Negative associations can fade from the public’s mind with time, and ORM can help push it out of the public consciousness online.
Proactive Online Reputation Management/Repair
Finally, as the information age has progressed, the #5 situation, where Private Information from Personal Life damages one’s professional image, comes up more and more frequently. For some, it’s the fact that while we make certain decisions when we’re young, we may be very different people when we’re mature.
For others, a little wild behavior in one’s private life may not reflect who we are professionally — or perhaps a moment of uncharacteristic behavior should simply not be our defining detail. (No other event has demonstrated this more dramatically than the effect of the Ashley Madison scandal in damaging reputations, which will continue to haunt those involved for some time.)
And all humans tend to have some degree of hypocrisy in their lives. We just haven’t had time to adapt as a species to the point of knowing all details, all the time, about everyone around us, or else we’d be a lot more tolerant of each other. The internet really has been breaking this paradigm wide open, and it continues to do so.
Depending on the type of the private information outed about one, it might or might not be legally actionable. In most of these cases, the main defense and reparative measures will be proactive online reputation management or online reputation repair.
Everyone should have a number of online assets to represent their names which are within their direct control. If you’re adept at SEO and social media management, you may be able to handle this yourself. If you have less time and experience in it, you may need to get a professional to handle it.
So, can one realistically make internet reputation damage disappear? Absolutely. Depending on the scale and severity, this can be managed or the damaging materials eliminated for the majority of people.
But be prepared to expend some significant resources to handle it properly — the steps needed require some labor and diligence.
It’s well worth it, however. As a sage wrote long ago in the Bible’s book of Proverbs, “A good name is more desirable than great riches; to be esteemed is better than silver or gold.”
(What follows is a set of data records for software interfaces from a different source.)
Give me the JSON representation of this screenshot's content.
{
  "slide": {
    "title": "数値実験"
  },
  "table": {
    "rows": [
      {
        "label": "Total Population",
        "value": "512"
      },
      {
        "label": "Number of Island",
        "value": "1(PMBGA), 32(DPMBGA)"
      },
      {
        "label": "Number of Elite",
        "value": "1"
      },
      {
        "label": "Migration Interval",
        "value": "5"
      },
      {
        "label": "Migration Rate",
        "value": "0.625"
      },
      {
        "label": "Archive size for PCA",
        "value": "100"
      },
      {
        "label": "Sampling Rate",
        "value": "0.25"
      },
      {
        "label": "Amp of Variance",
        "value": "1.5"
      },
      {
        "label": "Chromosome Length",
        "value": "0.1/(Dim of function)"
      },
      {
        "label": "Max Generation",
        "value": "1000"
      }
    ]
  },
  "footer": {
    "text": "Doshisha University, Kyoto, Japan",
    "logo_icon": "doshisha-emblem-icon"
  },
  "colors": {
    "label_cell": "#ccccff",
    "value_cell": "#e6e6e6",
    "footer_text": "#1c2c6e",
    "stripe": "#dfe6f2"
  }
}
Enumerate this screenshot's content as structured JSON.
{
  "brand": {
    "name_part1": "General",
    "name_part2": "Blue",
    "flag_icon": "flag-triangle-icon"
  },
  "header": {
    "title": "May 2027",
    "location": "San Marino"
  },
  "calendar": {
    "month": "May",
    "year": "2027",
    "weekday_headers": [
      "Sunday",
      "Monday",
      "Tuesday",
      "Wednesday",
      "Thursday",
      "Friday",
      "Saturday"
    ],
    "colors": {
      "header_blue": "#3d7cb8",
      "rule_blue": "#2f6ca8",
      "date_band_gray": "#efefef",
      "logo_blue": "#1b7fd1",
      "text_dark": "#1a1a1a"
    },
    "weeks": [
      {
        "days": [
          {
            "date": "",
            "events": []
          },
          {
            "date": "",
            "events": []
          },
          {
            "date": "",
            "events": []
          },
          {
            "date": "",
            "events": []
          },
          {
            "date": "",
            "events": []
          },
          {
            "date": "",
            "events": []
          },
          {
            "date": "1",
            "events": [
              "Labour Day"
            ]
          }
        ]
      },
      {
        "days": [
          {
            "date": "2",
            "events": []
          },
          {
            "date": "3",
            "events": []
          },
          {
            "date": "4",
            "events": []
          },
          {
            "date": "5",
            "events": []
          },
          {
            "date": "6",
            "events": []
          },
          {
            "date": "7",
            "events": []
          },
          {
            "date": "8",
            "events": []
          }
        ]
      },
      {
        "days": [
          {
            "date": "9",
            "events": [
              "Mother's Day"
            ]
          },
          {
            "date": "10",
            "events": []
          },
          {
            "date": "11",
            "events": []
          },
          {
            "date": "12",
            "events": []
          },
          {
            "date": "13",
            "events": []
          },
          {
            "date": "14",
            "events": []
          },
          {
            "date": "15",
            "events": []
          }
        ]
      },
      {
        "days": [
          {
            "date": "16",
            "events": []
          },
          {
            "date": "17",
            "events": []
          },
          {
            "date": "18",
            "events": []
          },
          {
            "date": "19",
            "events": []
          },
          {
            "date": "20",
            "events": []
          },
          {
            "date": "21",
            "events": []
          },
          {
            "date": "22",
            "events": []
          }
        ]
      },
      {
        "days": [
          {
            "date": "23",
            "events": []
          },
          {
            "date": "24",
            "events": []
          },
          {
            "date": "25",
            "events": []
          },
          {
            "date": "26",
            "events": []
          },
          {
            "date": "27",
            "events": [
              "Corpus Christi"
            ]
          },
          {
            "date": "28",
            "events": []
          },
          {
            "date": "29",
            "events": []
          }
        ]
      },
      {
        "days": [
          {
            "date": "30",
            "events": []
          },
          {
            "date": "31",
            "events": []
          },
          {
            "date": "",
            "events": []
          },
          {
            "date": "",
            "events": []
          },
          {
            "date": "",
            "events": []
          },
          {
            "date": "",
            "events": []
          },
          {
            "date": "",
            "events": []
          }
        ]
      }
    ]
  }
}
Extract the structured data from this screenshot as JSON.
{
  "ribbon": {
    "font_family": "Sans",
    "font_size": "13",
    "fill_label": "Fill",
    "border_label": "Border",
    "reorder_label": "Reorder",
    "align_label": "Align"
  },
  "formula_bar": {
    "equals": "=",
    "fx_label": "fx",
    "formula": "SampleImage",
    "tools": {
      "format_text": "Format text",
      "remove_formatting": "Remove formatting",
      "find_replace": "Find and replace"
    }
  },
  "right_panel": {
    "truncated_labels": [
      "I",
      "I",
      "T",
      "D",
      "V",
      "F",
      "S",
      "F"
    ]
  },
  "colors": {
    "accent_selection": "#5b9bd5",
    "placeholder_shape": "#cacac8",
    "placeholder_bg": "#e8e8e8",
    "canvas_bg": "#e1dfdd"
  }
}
Some opinions expressed in this article may be those of a guest author and not necessarily Marketing Land. Staff authors are listed here.